Maybe neither candidate would be interested in the vice-presidency but, from where I’m sitting, a Democratic ticket featuring Clinton/Obama or Obama/Clinton would be a good bet.
There is less talk about who will emerge as the Republican standard-bearer in place of George Bush but the battle is equally fascinating. The front-runners are former Massachusetts governor, Mitt Romney, former New York mayor, Rudy Giuliani, and former Arkansas governor, Mike Huckabee. It’s too early to start making predictions but, in recent weeks, Huckerbee has been enjoying a good showing in the polls. A conservative with a capital C, he is an ordained Baptist minister and an excellent guitarist and singer who has toured with a lot of big names such as Willie Nelson. He once wrote a book entitled ‘Quit digging your grave with a knife and fork’.
‘Holy’ mobile phones
Ireland is mostly a Christian country and many people still carry images of the Sacred Heart, the Blessed Virgin or different Saints in their purses and wallets. There are also little statues or pictures of Saint Christopher in thousands of cars and lorries on our roads.
The same is true, even more so, in Italy and last week an enterprising company did a roaring trade when it began offering ‘holy images’ that could be sent to people’s mobile phones. A spokesperson for the company is question said what surprised them most was the demand from young people as they thought their idea would mainly appeal to older phone users.

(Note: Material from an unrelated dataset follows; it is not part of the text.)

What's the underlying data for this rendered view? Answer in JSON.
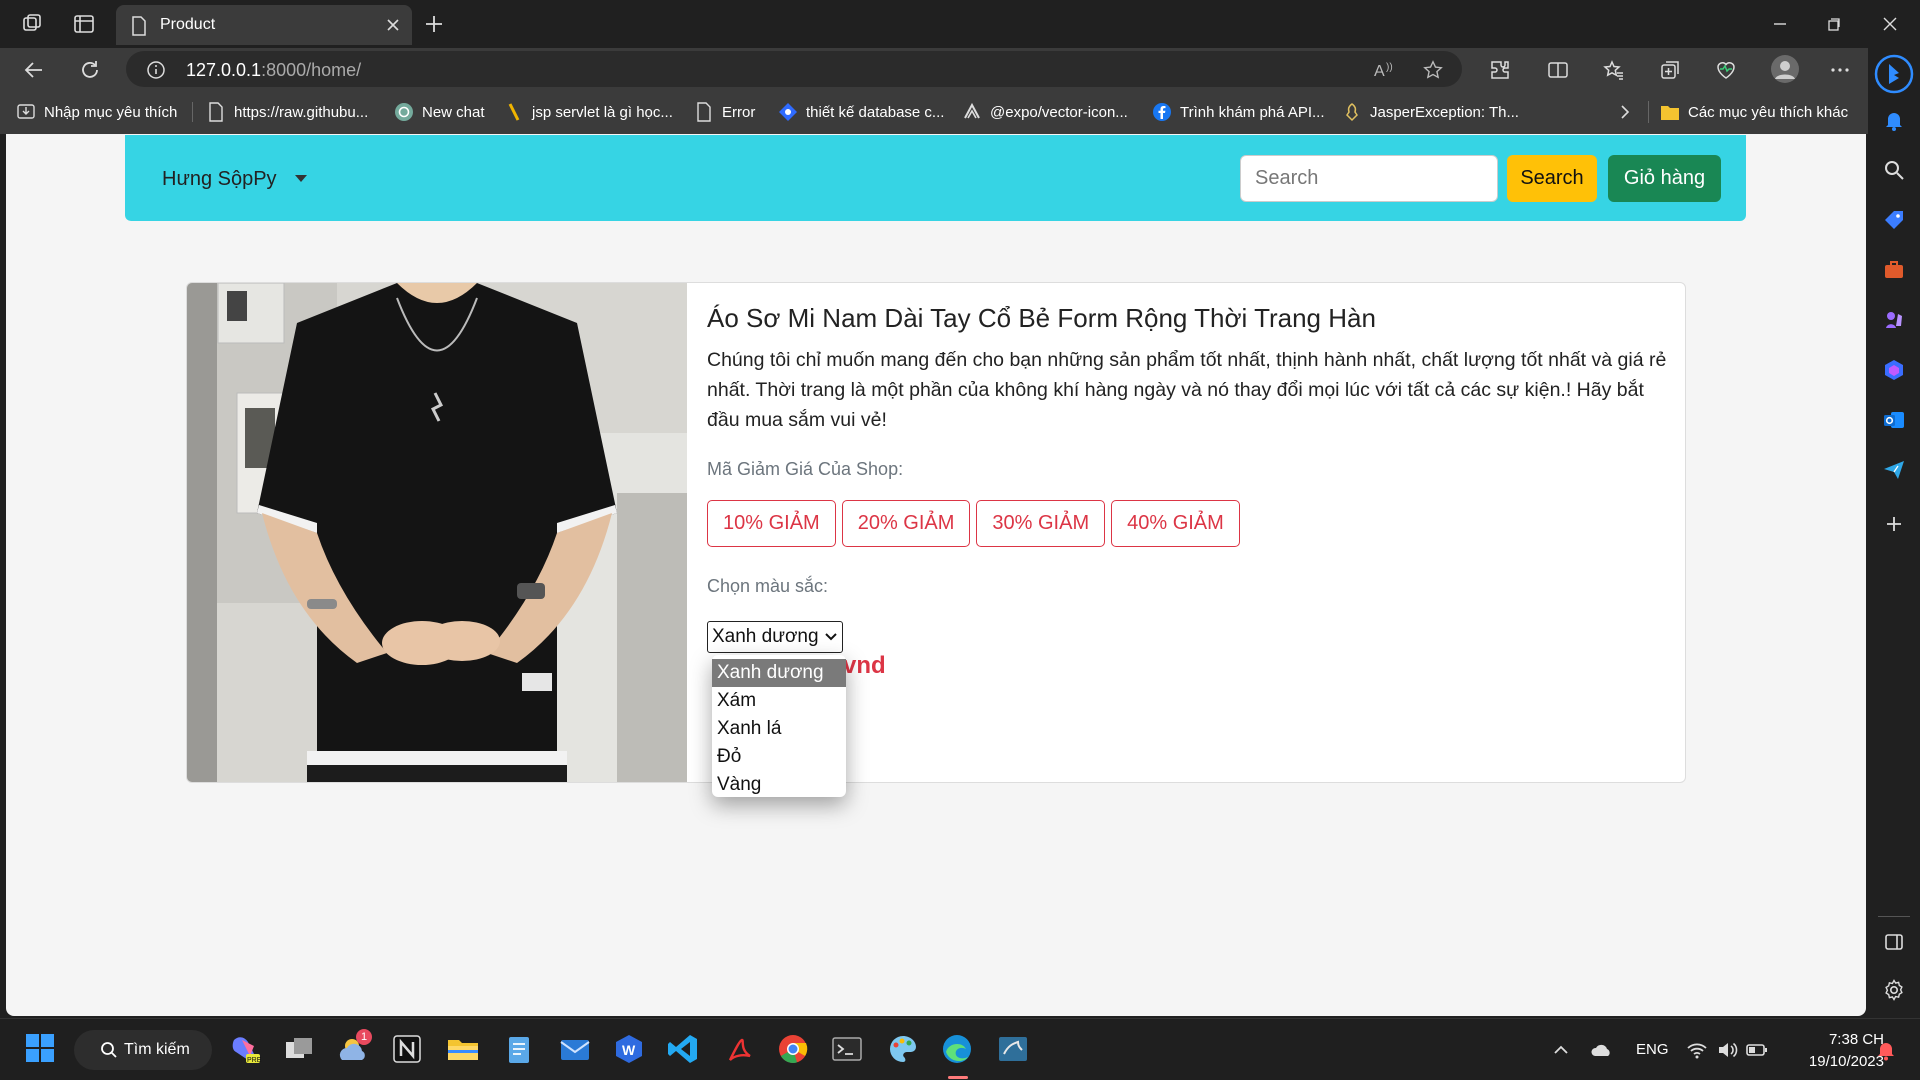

It just goes to show, you never can tell.
Oldest living animal
If somebody asked you to name the oldest living animal, would you know the correct answer? I wouldn’t have known until I was told that it is a quahog clam aged 405 years. It was found off the coast of Iceland and the previous record for living antiquity was also a quahog clam that lived for 374 years. As far as is known, the oldest human being was a 122-year-old French woman who died in 1997.
Taxi driver in ecstasy
Shortly after 7 o’clock on Saturday evening last, a taxi driver was flagged down by a woman on the Dunmore Road. “I’m late for an appointment in the Tower Hotel”, she said, and, as the women opened her coat in the warm taxi, the driver noticed from her garb that she was a nun.
As the car crawled towards the city centre in heavy traffic, the nun couldn’t help but notice that the driver was watching her intently in his rear-view mirror. After a few more minutes of being watched, the nun said in a stern voice: “My son, why are you looking at me so intently. Have you got a problem driving a member of a religious order?”
The taxi driver’s face turned beetroot red as he apologised. “I’m very sorry Sister, I didn’t know you could see me watching you, it’s just that I’ve always had a fascination with nuns ever since I was a little boy. To be honest, and I hope you won’t be insulted by me saying this, but I’ve always had a fantasy about what it would be like to kiss a nun.”
The nun grinned broadly as the taxi turned in and stopped at the front entrance to the Tower Hotel. “My son”, she said, “it’s Christmas and I think you have been wondering about this for far too long.” She handed over the far, opened the car door but, before getting out, she leaned forward and treated the taxi driver to the biggest, slobbering, toe-curling kiss he had ever experienced.
The taxi driver was still in ecstasy as the nun climbed the steps to the hotel foyer. As she did, she was stared at by a group of wide-eyed people who were standing outside the doors smoking and had witnessed the kiss between the nun and the taxi driver.
“Don’t worry about it lads”, said the nun laughing loudly, “my real name is Kevin and I’m on my way to a fancy-dress party.”